As 2018 kicks off in the manufacturing world, companies begin to wonder what’s ahead regarding automation trends and workforce expectations. Luckily, key industry stakeholders have weighed in, providing relevant insight on both topics with manufacturing predictions for 2018 and more.
Industry experts at IDC (International Data Corporation) have compiled a list of manufacturing technology predictions that will impact how we do business in the next three to five years.
Digitization transformation (DX) is on the upswing.
Cloud, mobile, big data & analytics, and the internet of things (IoT) are just a few technologies that will make waves this year and in the foreseeable future.
Manufacturers are also closely monitoring the advancement of more fledgling technologies such as robotics, cognitive computing/artificial intelligence (AI), 3D printing, augmented reality/virtual reality (AR/VR), and blockchain related to their potential impact in business improvement and evolution.
Of the 10 key predictions outlined by the IDC, two caught our attention:
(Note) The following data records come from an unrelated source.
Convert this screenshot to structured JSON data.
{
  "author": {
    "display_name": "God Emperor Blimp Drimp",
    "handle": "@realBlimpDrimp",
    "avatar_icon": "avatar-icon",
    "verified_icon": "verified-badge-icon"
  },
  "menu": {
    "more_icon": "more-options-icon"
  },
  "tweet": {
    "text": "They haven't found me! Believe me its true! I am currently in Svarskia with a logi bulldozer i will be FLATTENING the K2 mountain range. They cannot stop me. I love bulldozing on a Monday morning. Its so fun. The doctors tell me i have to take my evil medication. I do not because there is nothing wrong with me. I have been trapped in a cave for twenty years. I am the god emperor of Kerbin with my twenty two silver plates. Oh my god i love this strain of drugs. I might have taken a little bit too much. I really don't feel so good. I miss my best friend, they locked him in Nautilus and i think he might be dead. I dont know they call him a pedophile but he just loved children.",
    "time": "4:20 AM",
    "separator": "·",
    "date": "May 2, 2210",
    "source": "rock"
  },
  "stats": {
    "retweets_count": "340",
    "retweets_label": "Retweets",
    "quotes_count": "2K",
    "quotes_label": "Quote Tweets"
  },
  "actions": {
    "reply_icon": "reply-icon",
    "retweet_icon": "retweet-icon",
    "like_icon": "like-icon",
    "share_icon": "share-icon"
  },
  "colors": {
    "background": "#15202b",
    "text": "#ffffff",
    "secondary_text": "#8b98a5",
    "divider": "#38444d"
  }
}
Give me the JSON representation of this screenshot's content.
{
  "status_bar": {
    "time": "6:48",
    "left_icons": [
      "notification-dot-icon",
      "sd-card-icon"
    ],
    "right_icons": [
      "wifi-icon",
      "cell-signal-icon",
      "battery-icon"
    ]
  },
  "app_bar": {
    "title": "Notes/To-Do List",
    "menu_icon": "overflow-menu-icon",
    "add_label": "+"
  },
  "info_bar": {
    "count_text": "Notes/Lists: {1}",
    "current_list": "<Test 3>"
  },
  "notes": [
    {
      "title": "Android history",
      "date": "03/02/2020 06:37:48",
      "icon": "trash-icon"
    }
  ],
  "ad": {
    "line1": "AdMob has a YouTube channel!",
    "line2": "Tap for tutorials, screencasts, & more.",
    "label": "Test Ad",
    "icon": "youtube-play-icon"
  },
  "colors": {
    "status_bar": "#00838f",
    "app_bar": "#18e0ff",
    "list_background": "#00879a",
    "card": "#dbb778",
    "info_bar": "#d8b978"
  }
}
By 2020, 60% of the top manufacturers will rely on digital platforms that enhance their investments in ecosystems and experiences and support as much as 30% of their overall revenue.
By 2020, 80% of supply chain interactions will happen across cloud-based commerce networks, dramatically improving participants’ resiliency and reducing the impact of supply disruptions by up to one-third.
Kimberly Knickle, Research Vice President, IT Priorities and Strategies, IDC Manufacturing Insights summarizes it best.
“Manufacturers of every size and shape are changing rapidly because of new digital technologies, new competitors, new ecosystems, and new ways of doing business. Manufacturers that can speed their adoption of digital capabilities in order to create business value will be the leaders of their industry.”
Manufacturing Workforce Predictions
Lack of New Employees’ Basic Skill Set
More often than not, new employees that begin manufacturing jobs are lacking basic mechanical skills. Anything from common tool use to measuring devices – but to their defense, these skills were much more commonplace in the past. Developing these skills by tinkering with an old car or taking apart a household machine isn’t part of everyday life anymore.
As such, manufacturing companies need to increase collaboration with educational institutions to instill basic techniques and know-how early on. The companies themselves also need to implement comprehensive training programs and be prepared to teach these skills to workers after they are on the payroll.
Work-Life Balance – Flexible Work Environments
Manufacturing companies have historically maintained a strict work schedule with consistent time expectations and structured workdays. Potential employees who are new to the workforce seek a more balanced and flexible work-home balance than many did in the past. This is going to require manufacturers to think outside the box and move beyond the normal workday, providing incoming employees with options and atypical schedules.
Harrington concludes by suggesting companies focus on automating redundant and sometimes tremendously demanding tasks, allowing employees to focus their time and skill sets on value-added positions instead. New employees are interested in roles that add value and give them an opportunity to be challenged and grow, instead of being tasked with redundant movements that flat-line throughout their career.